Records to use Start Marker
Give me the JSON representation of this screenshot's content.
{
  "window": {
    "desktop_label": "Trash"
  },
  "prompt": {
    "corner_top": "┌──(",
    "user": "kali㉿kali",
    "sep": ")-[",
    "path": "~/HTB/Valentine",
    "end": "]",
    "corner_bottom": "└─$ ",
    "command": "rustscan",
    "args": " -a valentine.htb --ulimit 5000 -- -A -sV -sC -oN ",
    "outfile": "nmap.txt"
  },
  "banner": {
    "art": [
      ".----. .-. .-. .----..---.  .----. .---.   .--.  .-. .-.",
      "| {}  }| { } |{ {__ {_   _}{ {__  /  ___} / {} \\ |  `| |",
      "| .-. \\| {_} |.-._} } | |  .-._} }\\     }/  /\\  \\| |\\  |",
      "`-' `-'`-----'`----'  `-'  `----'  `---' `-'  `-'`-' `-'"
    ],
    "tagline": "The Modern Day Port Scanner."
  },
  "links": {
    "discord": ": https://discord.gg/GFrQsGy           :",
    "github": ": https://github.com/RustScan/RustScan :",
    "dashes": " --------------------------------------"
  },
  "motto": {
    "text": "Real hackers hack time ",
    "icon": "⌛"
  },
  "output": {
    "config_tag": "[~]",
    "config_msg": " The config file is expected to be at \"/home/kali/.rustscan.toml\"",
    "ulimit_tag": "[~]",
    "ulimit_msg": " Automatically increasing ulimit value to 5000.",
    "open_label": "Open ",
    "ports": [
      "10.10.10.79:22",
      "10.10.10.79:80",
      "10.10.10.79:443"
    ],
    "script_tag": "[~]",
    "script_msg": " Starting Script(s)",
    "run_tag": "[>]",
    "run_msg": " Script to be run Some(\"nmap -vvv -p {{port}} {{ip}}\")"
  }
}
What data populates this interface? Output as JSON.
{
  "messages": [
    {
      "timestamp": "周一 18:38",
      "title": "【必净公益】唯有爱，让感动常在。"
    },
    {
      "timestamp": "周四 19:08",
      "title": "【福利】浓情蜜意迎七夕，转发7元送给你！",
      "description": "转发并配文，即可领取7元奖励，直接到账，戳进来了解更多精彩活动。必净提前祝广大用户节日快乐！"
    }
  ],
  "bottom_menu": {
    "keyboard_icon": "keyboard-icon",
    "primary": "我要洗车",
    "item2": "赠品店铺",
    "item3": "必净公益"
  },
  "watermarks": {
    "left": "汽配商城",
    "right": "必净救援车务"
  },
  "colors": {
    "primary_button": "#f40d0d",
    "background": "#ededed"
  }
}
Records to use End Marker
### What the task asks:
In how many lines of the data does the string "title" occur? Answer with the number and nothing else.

### The answer:
2